Sen. Ted Stevens (R-Alaska), who succeeded McCain as chairman of the Senate Commerce Committee, reportedly will introduce his digital TV legislation soon. The Senate Commerce Committee is expected to debate the Stevens and McCain/Lieberman bills on June 29, according to reports.
The McCain/Lieberman bill received statements of support from the Consumer Electronics Association, the Progress & Freedom Foundation and a public-safety coalition consisting of the Association of Public-Safety Communications Officials (APCO) International, the Congressional Fire Services Institute (CFSI), the International Association of Chiefs of Police (IACP), the International Association of Fire Chiefs (IAFC), the Major Cities Chiefs Association (MCC), the Major County Sheriffs’ Association (MCSA), the National Association of Counties (NACo), the National League of Cities (NLC), and the National Sheriffs’ Association (NSA).
The public-safety coalition applauded the bill.
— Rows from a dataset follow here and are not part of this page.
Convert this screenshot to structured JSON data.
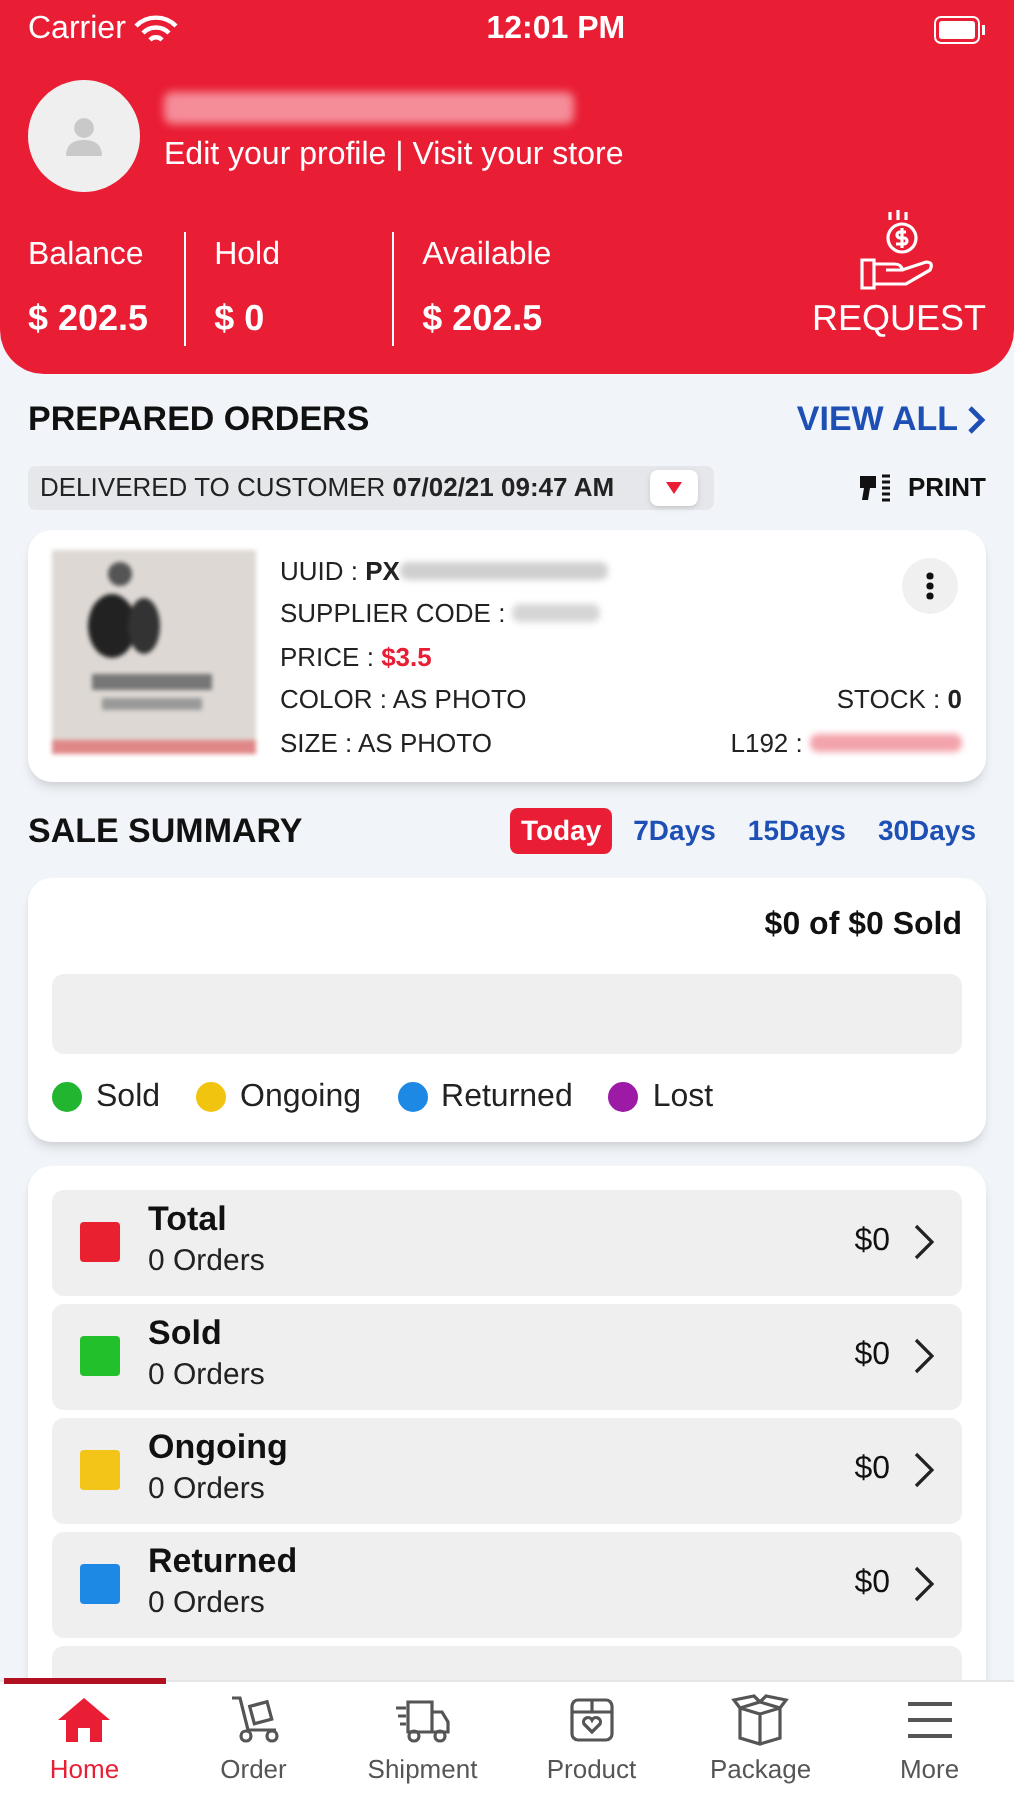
{
  "status_bar": {
    "carrier": "Carrier",
    "time": "12:01 PM"
  },
  "header": {
    "profile_links": "Edit your profile | Visit your store",
    "balances": [
      {
        "label": "Balance",
        "value": "$ 202.5"
      },
      {
        "label": "Hold",
        "value": "$ 0"
      },
      {
        "label": "Available",
        "value": "$ 202.5"
      }
    ],
    "request": "REQUEST"
  },
  "prepared_orders": {
    "title": "PREPARED ORDERS",
    "view_all": "VIEW ALL",
    "filter": {
      "status": "DELIVERED TO CUSTOMER",
      "date": "07/02/21 09:47 AM"
    },
    "print": "PRINT",
    "order": {
      "uuid_label": "UUID : ",
      "uuid_prefix": "PX",
      "supplier_label": "SUPPLIER CODE : ",
      "price_label": "PRICE : ",
      "price": "$3.5",
      "color_text": "COLOR : AS PHOTO",
      "size_text": "SIZE : AS PHOTO",
      "stock_label": "STOCK : ",
      "stock": "0",
      "code_label": "L192 : "
    }
  },
  "sale_summary": {
    "title": "SALE SUMMARY",
    "ranges": [
      {
        "label": "Today",
        "selected": true
      },
      {
        "label": "7Days",
        "selected": false
      },
      {
        "label": "15Days",
        "selected": false
      },
      {
        "label": "30Days",
        "selected": false
      }
    ],
    "sold_total": "$0 of $0 Sold",
    "legend": [
      {
        "label": "Sold",
        "color": "#22b530"
      },
      {
        "label": "Ongoing",
        "color": "#f1c40f"
      },
      {
        "label": "Returned",
        "color": "#1e88e5"
      },
      {
        "label": "Lost",
        "color": "#9c1aa6"
      }
    ],
    "stats": [
      {
        "label": "Total",
        "orders": "0 Orders",
        "amount": "$0",
        "color": "#e8202f"
      },
      {
        "label": "Sold",
        "orders": "0 Orders",
        "amount": "$0",
        "color": "#22c02b"
      },
      {
        "label": "Ongoing",
        "orders": "0 Orders",
        "amount": "$0",
        "color": "#f2c518"
      },
      {
        "label": "Returned",
        "orders": "0 Orders",
        "amount": "$0",
        "color": "#1e88e5"
      }
    ]
  },
  "tab_bar": [
    {
      "label": "Home",
      "kind": "home",
      "selected": true
    },
    {
      "label": "Order",
      "kind": "order",
      "selected": false
    },
    {
      "label": "Shipment",
      "kind": "shipment",
      "selected": false
    },
    {
      "label": "Product",
      "kind": "product",
      "selected": false
    },
    {
      "label": "Package",
      "kind": "package",
      "selected": false
    },
    {
      "label": "More",
      "kind": "more",
      "selected": false
    }
  ]
}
“This important legislation is critical to meet the requirements of our nation’s first responders,” the coalition said in a press release. “We urge Congress to move quickly and adopt this important legislation.”